Update: A few small retailers have inadvertently leaked details of Family Pack and Anytime Upgrade pricing. See my follow-up here: Windows 7 Family Pack, Anytime Upgrade prices leak
In two recent posts (Windows 7 versus Snow Leopard: How much do upgrades really cost? and Do you need more than Windows 7 Home Premium?), I took a closer look at the differences between Windows 7 editions and their counterparts from Apple. In the Talkback section of both posts, several commenters noted that Microsoft is still far behind its archrival in Cupertino. Until Microsoft comes out with a Family Pack license, they say, Apple will continue to have the upper hand.
Well, maybe the wait is over.
Thanks to a tip from Kristan Kenney, I took a close look at the agreements embedded in the License folder of the latest leaked builds of Windows 7. This is no longer a beta license agreement and is presumably very close to the final agreement that customers will accept. The agreements for retail copies of Windows 7 Home Premium contain this eye-opening clause:
If you can't read the screen shot, here's the relevant section: "If you are a 'Qualified Family Pack User', you may install one copy of the software marked as 'Family Pack' on three computers in your household for use by people who reside there." (And a proofreading note to Microsoft Legal: Fix the typo in the last sentence of that clause before RTM.)
When I first wrote about Windows 7 pricing last month, I speculated that Microsoft was likely to have a program like this up its sleeve:
What else can we expect to see? Back in early 2007, Microsoft offered a so-called Family Discount for Windows Vista, which allowed anyone with a Vista Ultimate license to purchase two Home Premium upgrades for $49.99 each. I expect to see an improved version of the Family Discount this time around. If Microsoft wanted to aim directly at its archrival Apple, it could sell three Home Premium upgrade licenses (to be used only in a single home) for $199 or less.
I'm going to go out on a limb and predict that Microsoft prices the Family Pack at $189, which is $10 less than Apple's Family Pack (although Apple's license is good for five Macs in a single household).
By the way, these same terms are also contained in the license agreement for Windows 7 Home Premium E (the one sold in Europe, sans Internet Explorer), as well as the N, K, and KN Home Premium versions, which are also deliberately gutted of one or more features to satisfy antitrust authorities. The Family Pack language is not included in the license agreement for any other Windows 7 edition.

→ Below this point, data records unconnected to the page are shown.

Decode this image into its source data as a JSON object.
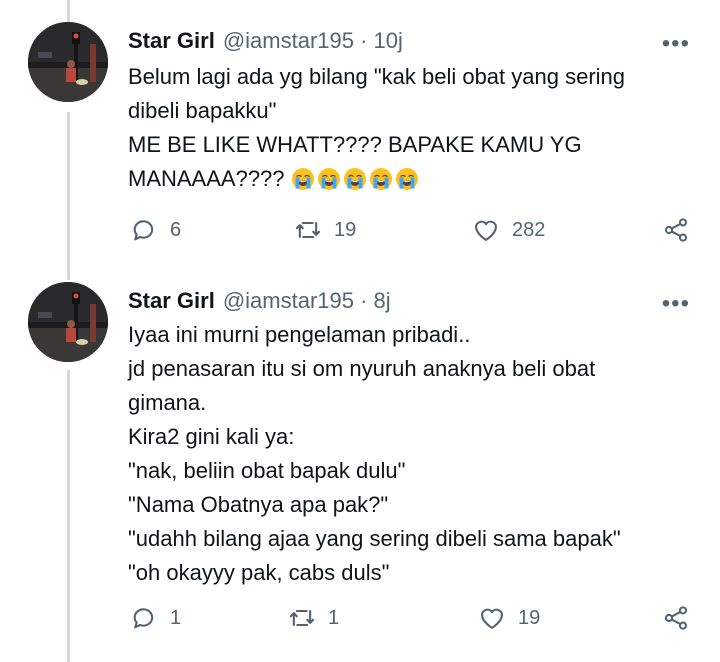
{
  "tweets": [
    {
      "author_name": "Star Girl",
      "handle_time": "@iamstar195 · 10j",
      "lines": [
        "Belum lagi ada yg bilang \"kak beli obat yang sering",
        "dibeli bapakku\"",
        "ME BE LIKE WHATT????  BAPAKE KAMU YG",
        "MANAAAA????"
      ],
      "emoji_icon": "loudly-crying-face-emoji",
      "emoji_count": 5,
      "reply_count": "6",
      "retweet_count": "19",
      "like_count": "282"
    },
    {
      "author_name": "Star Girl",
      "handle_time": "@iamstar195 · 8j",
      "lines": [
        "Iyaa ini murni pengelaman pribadi..",
        "jd penasaran itu si om nyuruh anaknya beli obat",
        "gimana.",
        "Kira2 gini kali ya:",
        "\"nak, beliin obat bapak dulu\"",
        "\"Nama Obatnya apa pak?\"",
        "\"udahh bilang ajaa yang sering dibeli sama bapak\"",
        "\"oh okayyy pak, cabs duls\""
      ],
      "reply_count": "1",
      "retweet_count": "1",
      "like_count": "19"
    }
  ],
  "icons": {
    "more": "more-options-icon",
    "reply": "reply-icon",
    "retweet": "retweet-icon",
    "like": "heart-icon",
    "share": "share-icon"
  },
  "colors": {
    "text": "#0f1419",
    "secondary": "#536471",
    "thread_line": "#cfd9de"
  }
}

Just as with Apple's Family Pack license (PDF), the deal will apparently be restricted to users in a single household and is not available for business users. Apple's agreement specifically says: "The Family Pack License does not extend to business or commercial users." No such clause is in the Windows 7 license agreement, but it's probably contained in the definition of a "Qualified Family Pack User," which is referred to in a link that isn't yet live.
In some respects, this is an extension of Microsoft's licensing efforts with Office 2007 Home and Student edition, which is licensed for use (PDF) on up to three computers in a single household. In that case, the product carried this restriction: "The software is not licensed for use in any commercial, non-profit, or revenue-generating business activities."
Update: My colleague Mary-Jo Foley asks some interesting questions about the the Vista predecessor:
Microsoft ended up offering a Family Pack for Vista, but wouldn’t confirm its existence until just before the worldwide launch of Vista in January 2007. The company made the Vista Family Pack available to users who bought Vista Ultimate at retail. (But Microsoft may have phased out the Family Pack offer, as it no longer shows up when searching the Windows site.)
I've mentioned that offer several times in the past few years. There are some very big differences between that deal (which was called the Windows Vista Family Discount) and the one that appears to be on its way for Windows 7. As the original press release (linked above) made clear, the Vista Family Discount was a "limited-time offer for customers who buy retail copies of Windows Vista Ultimate." In other words, it was a temporary discount on products that were otherwise licensed according to standard terms.
Also in that announcement was the news that it was a limited promotion that ran from January 30 through June 30, 2007. This deal, on the other hand, is actually named in the license agreement, which strongly suggests that it is a permanent addition to the list of retail packages and not a temporary promotion.
What price would you pay for a three-pack of Home Premium licenses?
Update, Noon Pacific time: Reached for comment, a Microsoft spokesperson says only, "We will continue to work with our partners and expect to have other great offers in the future as we lead up to and beyond general availability. We have nothing to announce at this time."